UC Berkeley students don’t have to travel far to view inspiring examples of architecture and landscape design. Anyone who has visited the campus knows it’s a magnificent sight to see. With the Neoclassical beauty of Doe Library, the tranquil forest groves near Faculty Glade, and the glorious Sather Tower visible from miles away, students’ daily commutes across campus are filled with aesthetic pleasures.
At a recent Berkeley Connect Architecture field trip, students learned about the renowned architects who shaped the campus we know today. On a walking tour led by their graduate student mentors, they visited five main sites: the Faculty Club, Hearst Mining Building, The Ark (Northgate Hall), Hearst Memorial Gymnasium, and Wurster Hall.
At the Faculty Club, which was erected in 1902 (and originally called the Men’s Faculty Club), students learned that the building was designed by Bernard Maybeck.
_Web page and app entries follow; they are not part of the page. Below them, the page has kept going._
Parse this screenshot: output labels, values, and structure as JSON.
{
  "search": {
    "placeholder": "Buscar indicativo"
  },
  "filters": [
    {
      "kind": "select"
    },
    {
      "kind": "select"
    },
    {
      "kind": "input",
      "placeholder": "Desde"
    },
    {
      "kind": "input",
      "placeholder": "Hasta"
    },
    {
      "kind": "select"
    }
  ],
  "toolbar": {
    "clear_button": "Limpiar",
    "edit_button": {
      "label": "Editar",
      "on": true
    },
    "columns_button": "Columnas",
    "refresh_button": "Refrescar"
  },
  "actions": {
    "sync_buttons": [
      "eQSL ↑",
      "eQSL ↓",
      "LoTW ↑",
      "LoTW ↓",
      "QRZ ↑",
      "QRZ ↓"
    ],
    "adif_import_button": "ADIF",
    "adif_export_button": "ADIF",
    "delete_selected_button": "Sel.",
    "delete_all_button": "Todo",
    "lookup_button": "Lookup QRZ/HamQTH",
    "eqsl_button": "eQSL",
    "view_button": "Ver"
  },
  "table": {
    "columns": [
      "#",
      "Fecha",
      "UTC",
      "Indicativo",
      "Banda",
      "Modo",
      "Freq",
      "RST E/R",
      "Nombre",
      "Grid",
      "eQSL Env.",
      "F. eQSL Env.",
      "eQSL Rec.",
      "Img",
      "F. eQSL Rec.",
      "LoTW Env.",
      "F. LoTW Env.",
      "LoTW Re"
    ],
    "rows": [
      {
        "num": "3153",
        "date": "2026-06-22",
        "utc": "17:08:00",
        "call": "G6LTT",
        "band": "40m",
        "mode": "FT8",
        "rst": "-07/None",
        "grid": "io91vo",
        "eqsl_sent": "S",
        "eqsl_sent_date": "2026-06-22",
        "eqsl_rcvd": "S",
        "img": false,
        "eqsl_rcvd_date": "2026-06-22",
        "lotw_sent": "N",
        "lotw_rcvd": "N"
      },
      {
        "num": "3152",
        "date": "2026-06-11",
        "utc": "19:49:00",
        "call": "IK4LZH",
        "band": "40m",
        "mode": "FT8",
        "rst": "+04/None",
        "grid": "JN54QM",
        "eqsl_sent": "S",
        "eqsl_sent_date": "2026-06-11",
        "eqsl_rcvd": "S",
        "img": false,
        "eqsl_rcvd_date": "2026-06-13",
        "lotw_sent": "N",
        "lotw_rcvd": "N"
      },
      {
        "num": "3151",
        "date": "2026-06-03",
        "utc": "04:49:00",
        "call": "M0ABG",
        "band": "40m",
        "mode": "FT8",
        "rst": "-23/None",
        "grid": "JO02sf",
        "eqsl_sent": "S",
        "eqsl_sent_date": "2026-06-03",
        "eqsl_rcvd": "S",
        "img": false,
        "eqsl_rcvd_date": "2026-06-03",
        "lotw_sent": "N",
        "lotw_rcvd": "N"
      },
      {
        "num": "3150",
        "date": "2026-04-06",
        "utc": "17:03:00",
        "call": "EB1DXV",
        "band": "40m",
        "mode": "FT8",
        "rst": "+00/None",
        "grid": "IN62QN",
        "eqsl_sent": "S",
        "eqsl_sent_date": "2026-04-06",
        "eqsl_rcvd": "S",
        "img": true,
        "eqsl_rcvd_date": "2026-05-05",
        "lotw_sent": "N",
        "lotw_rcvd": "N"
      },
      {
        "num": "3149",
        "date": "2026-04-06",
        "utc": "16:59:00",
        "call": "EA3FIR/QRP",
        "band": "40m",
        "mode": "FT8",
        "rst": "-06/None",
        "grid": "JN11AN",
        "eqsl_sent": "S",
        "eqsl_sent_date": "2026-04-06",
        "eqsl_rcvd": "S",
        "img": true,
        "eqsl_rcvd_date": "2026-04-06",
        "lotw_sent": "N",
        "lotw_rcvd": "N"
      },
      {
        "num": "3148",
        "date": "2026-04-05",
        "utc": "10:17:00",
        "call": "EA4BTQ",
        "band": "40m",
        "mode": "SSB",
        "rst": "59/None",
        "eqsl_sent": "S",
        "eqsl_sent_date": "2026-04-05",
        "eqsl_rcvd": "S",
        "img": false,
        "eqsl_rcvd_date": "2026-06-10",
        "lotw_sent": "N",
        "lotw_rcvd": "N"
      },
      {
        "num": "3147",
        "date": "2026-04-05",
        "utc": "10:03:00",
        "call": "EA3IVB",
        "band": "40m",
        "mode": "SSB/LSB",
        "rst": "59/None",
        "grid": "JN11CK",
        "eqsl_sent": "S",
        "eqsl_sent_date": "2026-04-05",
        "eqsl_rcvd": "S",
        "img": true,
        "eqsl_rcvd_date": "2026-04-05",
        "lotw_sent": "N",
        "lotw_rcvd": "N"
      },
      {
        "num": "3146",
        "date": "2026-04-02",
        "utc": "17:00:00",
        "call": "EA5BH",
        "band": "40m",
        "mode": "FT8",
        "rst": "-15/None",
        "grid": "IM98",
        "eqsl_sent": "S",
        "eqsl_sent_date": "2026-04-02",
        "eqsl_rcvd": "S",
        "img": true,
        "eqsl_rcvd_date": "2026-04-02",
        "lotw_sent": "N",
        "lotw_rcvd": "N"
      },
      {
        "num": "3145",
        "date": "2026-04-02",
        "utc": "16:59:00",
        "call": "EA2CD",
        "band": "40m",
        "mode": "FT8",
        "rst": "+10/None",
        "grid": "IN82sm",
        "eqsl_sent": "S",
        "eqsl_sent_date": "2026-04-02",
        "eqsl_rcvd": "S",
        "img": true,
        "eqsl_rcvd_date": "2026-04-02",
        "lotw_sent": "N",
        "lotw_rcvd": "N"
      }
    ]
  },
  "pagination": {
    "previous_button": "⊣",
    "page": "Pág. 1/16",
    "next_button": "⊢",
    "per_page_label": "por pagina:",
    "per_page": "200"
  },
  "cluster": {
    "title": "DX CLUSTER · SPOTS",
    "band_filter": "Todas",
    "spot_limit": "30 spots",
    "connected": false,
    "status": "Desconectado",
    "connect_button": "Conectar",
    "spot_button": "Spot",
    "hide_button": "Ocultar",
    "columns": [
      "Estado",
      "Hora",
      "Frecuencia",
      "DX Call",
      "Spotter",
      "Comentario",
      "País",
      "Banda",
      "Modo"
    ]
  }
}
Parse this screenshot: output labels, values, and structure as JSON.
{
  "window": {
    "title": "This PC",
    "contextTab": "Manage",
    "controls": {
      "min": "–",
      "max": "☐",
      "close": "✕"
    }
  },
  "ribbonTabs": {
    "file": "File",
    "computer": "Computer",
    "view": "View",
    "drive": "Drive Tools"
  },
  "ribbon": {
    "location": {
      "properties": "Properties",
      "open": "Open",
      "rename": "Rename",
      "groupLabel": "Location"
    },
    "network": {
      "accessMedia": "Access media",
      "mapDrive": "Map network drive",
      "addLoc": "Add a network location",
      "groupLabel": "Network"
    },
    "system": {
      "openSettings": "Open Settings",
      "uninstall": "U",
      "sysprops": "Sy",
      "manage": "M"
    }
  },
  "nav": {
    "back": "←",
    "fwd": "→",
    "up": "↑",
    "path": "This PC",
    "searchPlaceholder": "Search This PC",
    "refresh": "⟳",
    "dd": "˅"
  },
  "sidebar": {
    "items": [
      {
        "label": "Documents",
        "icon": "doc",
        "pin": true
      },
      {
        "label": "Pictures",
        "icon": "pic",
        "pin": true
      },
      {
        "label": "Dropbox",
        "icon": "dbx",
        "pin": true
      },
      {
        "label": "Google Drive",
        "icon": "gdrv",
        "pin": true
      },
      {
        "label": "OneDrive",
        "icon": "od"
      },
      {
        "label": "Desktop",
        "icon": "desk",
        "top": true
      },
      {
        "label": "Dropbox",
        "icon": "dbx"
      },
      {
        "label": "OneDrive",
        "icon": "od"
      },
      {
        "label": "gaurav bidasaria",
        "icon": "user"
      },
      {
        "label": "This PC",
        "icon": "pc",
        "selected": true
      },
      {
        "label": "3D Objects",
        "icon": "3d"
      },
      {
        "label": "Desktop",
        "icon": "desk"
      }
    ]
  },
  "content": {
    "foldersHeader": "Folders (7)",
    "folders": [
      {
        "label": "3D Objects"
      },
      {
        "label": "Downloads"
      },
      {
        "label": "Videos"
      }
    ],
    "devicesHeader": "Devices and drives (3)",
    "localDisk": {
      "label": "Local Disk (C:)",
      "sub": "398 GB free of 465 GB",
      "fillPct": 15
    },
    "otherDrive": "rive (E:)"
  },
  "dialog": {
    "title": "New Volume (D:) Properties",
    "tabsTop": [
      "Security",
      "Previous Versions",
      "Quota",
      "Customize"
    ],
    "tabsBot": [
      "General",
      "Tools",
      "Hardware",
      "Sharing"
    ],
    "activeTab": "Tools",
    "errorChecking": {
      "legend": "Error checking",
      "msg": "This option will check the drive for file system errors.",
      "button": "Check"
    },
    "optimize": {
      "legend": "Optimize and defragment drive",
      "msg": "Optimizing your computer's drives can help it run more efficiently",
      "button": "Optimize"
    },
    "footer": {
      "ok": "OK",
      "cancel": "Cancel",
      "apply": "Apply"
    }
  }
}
Maybeck was the first architecture instructor at the university, joining the faculty in 1894. The Club’s design is rustic, with a grand fireplace inside, reflecting the domestic rusticism of European architecture. Its sloping roofs, large open windows, and visible shingles display an eclectic style, combining Mission Revival and Medieval Revival elements.
Next, the students moved on to the Hearst Mining Building. “This is the heart of where it all began,” explained mentor Shraddha Navalli. Phoebe Apperson Hearst wanted a building constructed in memorial to her husband, the late William R. Hearst. She held an international competition for the building’s design. John Galen Howard’s design was selected, beginning his reign as UC Berkeley’s primary campus architect. The Hearst Mining Building became the prototype for later campus buildings, incorporating classical and California vernacular elements.
The next stop on the tour was The Ark, otherwise known as Northgate Hall. This building was designed by Howard as well, and was intended to be a temporary shanty to house his architecture students (Howard was an instructor of architecture as well as the main campus architect). Despite its designation as “temporary” over 100 years ago, the building has now been carefully restored, maintaining its original design. The Ark includes classical and Beaux Arts influences in its design.
Students then trekked across campus to examine Hearst Memorial Gymnasium. This building was constructed as a memorial for Phoebe Hearst, who died in 1919. It was designed by Bernard Maybeck and Julia Morgan, ending Howard’s reign over campus architecture. Hearst Memorial Gymnasium was intended to be a lavish lounge where women could relax after long commutes and arduous days of class. It was a very modern piece of architecture at the time, with innovative styles drawing from classicism and utilitarian materials.
The last stop on the architecture tour was Wurster Hall, constructed in 1964. The building was named for architect William Wurster and his wife, housing expert Catherine Bauer Wurster. Wurster Hall was constructed to create one single unit for the school of planning, architecture, and landscape architecture—the College of Environmental Design. Three architecture faculty, Vernon DeMars, Donald Olsen, and Joseph Esherick, designed the building. According to mentor Navalli, “Wurster didn’t want the Regents to like the building.” He referred to it as a “ruin,” wanting it to seem unfinished and also free of stylistic quirks. The result was a building that generates plenty of conversation and controversy—some people love it, some people hate it, but everyone has an opinion.
As new buildings continue to pop up all over campus, it’s clear that Architecture students have a great resource at their fingertips: a living archive of architectural styles and trends from the 19th to the 21st century.
Posted by Madeline Wells, Berkeley Connect Communications Assistant